- [Work to complete]:
The records should be written out in full, with nothing altered.

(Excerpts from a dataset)
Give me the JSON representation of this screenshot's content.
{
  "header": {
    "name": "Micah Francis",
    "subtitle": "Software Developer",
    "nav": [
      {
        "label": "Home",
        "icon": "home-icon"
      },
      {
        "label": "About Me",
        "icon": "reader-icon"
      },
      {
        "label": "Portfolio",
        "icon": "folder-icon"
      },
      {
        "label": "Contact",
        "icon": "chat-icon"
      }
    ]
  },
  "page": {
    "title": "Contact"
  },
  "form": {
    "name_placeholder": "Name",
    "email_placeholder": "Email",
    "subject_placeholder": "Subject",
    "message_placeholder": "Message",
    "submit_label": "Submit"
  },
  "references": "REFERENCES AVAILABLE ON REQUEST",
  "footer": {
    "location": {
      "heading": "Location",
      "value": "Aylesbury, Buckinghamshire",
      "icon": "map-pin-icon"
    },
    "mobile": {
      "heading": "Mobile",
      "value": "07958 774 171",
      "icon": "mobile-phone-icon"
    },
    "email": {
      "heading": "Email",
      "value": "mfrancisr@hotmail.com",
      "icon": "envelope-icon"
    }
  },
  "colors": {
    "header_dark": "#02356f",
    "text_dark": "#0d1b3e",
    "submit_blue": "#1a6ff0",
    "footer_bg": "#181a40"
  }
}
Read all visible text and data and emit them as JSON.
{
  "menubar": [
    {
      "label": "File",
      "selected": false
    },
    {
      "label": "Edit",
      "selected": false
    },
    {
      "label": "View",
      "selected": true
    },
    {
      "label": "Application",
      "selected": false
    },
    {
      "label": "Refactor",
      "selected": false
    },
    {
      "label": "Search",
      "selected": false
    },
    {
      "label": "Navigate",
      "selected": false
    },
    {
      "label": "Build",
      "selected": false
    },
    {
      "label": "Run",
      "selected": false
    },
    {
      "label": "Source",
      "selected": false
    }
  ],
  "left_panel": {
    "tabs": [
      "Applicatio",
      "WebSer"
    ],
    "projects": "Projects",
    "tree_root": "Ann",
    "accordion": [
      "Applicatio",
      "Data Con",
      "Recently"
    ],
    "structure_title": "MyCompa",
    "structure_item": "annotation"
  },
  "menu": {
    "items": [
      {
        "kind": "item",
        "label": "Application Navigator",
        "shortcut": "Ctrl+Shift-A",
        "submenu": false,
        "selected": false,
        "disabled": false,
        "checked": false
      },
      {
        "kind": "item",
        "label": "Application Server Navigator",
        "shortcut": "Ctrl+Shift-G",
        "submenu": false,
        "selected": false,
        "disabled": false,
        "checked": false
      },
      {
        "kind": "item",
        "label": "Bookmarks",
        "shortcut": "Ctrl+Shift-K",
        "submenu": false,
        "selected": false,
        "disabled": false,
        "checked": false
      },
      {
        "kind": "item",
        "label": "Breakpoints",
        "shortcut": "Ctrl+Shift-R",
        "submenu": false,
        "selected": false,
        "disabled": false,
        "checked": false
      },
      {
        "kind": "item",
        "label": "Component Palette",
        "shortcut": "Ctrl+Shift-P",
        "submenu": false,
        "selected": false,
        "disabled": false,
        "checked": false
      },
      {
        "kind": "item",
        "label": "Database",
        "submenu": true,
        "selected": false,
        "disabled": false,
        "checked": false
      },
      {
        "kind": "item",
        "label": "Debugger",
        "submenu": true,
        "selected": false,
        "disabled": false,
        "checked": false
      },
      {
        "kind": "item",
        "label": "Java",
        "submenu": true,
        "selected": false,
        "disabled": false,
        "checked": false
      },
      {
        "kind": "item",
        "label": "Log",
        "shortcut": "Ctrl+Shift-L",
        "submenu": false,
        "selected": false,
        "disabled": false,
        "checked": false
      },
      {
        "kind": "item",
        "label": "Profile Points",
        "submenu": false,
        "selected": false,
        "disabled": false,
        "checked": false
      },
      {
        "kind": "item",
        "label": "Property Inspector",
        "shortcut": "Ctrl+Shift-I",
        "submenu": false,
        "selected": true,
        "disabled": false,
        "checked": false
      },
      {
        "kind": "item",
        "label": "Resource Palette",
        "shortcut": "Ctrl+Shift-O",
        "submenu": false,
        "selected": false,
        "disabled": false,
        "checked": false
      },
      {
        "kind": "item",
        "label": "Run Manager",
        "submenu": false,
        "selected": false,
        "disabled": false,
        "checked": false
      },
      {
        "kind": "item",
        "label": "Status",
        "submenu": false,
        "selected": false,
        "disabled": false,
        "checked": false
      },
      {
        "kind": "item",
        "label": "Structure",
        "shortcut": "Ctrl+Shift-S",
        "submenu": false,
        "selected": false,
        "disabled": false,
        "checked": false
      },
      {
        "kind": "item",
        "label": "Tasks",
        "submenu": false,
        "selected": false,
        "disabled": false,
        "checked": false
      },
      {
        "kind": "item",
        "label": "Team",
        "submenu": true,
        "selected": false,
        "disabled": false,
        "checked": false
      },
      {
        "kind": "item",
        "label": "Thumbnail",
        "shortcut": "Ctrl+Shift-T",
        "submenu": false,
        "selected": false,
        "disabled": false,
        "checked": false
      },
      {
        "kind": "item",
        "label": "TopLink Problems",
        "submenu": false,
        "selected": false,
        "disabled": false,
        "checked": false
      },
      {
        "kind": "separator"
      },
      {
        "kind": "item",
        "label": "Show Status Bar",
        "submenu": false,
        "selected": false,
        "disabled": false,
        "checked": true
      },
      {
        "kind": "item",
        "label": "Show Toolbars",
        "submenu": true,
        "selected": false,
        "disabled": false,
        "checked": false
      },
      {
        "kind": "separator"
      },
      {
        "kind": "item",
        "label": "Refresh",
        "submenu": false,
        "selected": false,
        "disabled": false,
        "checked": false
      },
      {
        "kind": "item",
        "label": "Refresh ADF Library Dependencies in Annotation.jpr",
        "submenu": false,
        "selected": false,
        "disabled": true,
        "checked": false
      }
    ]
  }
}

- [Response for this exercise]:
Give me the JSON representation of this screenshot's content.
{
  "header": {
    "name": "Micah Francis",
    "subtitle": "Software Developer",
    "nav": [
      {
        "label": "Home",
        "icon": "home-icon"
      },
      {
        "label": "About Me",
        "icon": "reader-icon"
      },
      {
        "label": "Portfolio",
        "icon": "folder-icon"
      },
      {
        "label": "Contact",
        "icon": "chat-icon"
      }
    ]
  },
  "page": {
    "title": "Contact"
  },
  "form": {
    "name_placeholder": "Name",
    "email_placeholder": "Email",
    "subject_placeholder": "Subject",
    "message_placeholder": "Message",
    "submit_label": "Submit"
  },
  "references": "REFERENCES AVAILABLE ON REQUEST",
  "footer": {
    "location": {
      "heading": "Location",
      "value": "Aylesbury, Buckinghamshire",
      "icon": "map-pin-icon"
    },
    "mobile": {
      "heading": "Mobile",
      "value": "07958 774 171",
      "icon": "mobile-phone-icon"
    },
    "email": {
      "heading": "Email",
      "value": "mfrancisr@hotmail.com",
      "icon": "envelope-icon"
    }
  },
  "colors": {
    "header_dark": "#02356f",
    "text_dark": "#0d1b3e",
    "submit_blue": "#1a6ff0",
    "footer_bg": "#181a40"
  }
}
Read all visible text and data and emit them as JSON.
{
  "menubar": [
    {
      "label": "File",
      "selected": false
    },
    {
      "label": "Edit",
      "selected": false
    },
    {
      "label": "View",
      "selected": true
    },
    {
      "label": "Application",
      "selected": false
    },
    {
      "label": "Refactor",
      "selected": false
    },
    {
      "label": "Search",
      "selected": false
    },
    {
      "label": "Navigate",
      "selected": false
    },
    {
      "label": "Build",
      "selected": false
    },
    {
      "label": "Run",
      "selected": false
    },
    {
      "label": "Source",
      "selected": false
    }
  ],
  "left_panel": {
    "tabs": [
      "Applicatio",
      "WebSer"
    ],
    "projects": "Projects",
    "tree_root": "Ann",
    "accordion": [
      "Applicatio",
      "Data Con",
      "Recently"
    ],
    "structure_title": "MyCompa",
    "structure_item": "annotation"
  },
  "menu": {
    "items": [
      {
        "kind": "item",
        "label": "Application Navigator",
        "shortcut": "Ctrl+Shift-A",
        "submenu": false,
        "selected": false,
        "disabled": false,
        "checked": false
      },
      {
        "kind": "item",
        "label": "Application Server Navigator",
        "shortcut": "Ctrl+Shift-G",
        "submenu": false,
        "selected": false,
        "disabled": false,
        "checked": false
      },
      {
        "kind": "item",
        "label": "Bookmarks",
        "shortcut": "Ctrl+Shift-K",
        "submenu": false,
        "selected": false,
        "disabled": false,
        "checked": false
      },
      {
        "kind": "item",
        "label": "Breakpoints",
        "shortcut": "Ctrl+Shift-R",
        "submenu": false,
        "selected": false,
        "disabled": false,
        "checked": false
      },
      {
        "kind": "item",
        "label": "Component Palette",
        "shortcut": "Ctrl+Shift-P",
        "submenu": false,
        "selected": false,
        "disabled": false,
        "checked": false
      },
      {
        "kind": "item",
        "label": "Database",
        "submenu": true,
        "selected": false,
        "disabled": false,
        "checked": false
      },
      {
        "kind": "item",
        "label": "Debugger",
        "submenu": true,
        "selected": false,
        "disabled": false,
        "checked": false
      },
      {
        "kind": "item",
        "label": "Java",
        "submenu": true,
        "selected": false,
        "disabled": false,
        "checked": false
      },
      {
        "kind": "item",
        "label": "Log",
        "shortcut": "Ctrl+Shift-L",
        "submenu": false,
        "selected": false,
        "disabled": false,
        "checked": false
      },
      {
        "kind": "item",
        "label": "Profile Points",
        "submenu": false,
        "selected": false,
        "disabled": false,
        "checked": false
      },
      {
        "kind": "item",
        "label": "Property Inspector",
        "shortcut": "Ctrl+Shift-I",
        "submenu": false,
        "selected": true,
        "disabled": false,
        "checked": false
      },
      {
        "kind": "item",
        "label": "Resource Palette",
        "shortcut": "Ctrl+Shift-O",
        "submenu": false,
        "selected": false,
        "disabled": false,
        "checked": false
      },
      {
        "kind": "item",
        "label": "Run Manager",
        "submenu": false,
        "selected": false,
        "disabled": false,
        "checked": false
      },
      {
        "kind": "item",
        "label": "Status",
        "submenu": false,
        "selected": false,
        "disabled": false,
        "checked": false
      },
      {
        "kind": "item",
        "label": "Structure",
        "shortcut": "Ctrl+Shift-S",
        "submenu": false,
        "selected": false,
        "disabled": false,
        "checked": false
      },
      {
        "kind": "item",
        "label": "Tasks",
        "submenu": false,
        "selected": false,
        "disabled": false,
        "checked": false
      },
      {
        "kind": "item",
        "label": "Team",
        "submenu": true,
        "selected": false,
        "disabled": false,
        "checked": false
      },
      {
        "kind": "item",
        "label": "Thumbnail",
        "shortcut": "Ctrl+Shift-T",
        "submenu": false,
        "selected": false,
        "disabled": false,
        "checked": false
      },
      {
        "kind": "item",
        "label": "TopLink Problems",
        "submenu": false,
        "selected": false,
        "disabled": false,
        "checked": false
      },
      {
        "kind": "separator"
      },
      {
        "kind": "item",
        "label": "Show Status Bar",
        "submenu": false,
        "selected": false,
        "disabled": false,
        "checked": true
      },
      {
        "kind": "item",
        "label": "Show Toolbars",
        "submenu": true,
        "selected": false,
        "disabled": false,
        "checked": false
      },
      {
        "kind": "separator"
      },
      {
        "kind": "item",
        "label": "Refresh",
        "submenu": false,
        "selected": false,
        "disabled": false,
        "checked": false
      },
      {
        "kind": "item",
        "label": "Refresh ADF Library Dependencies in Annotation.jpr",
        "submenu": false,
        "selected": false,
        "disabled": true,
        "checked": false
      }
    ]
  }
}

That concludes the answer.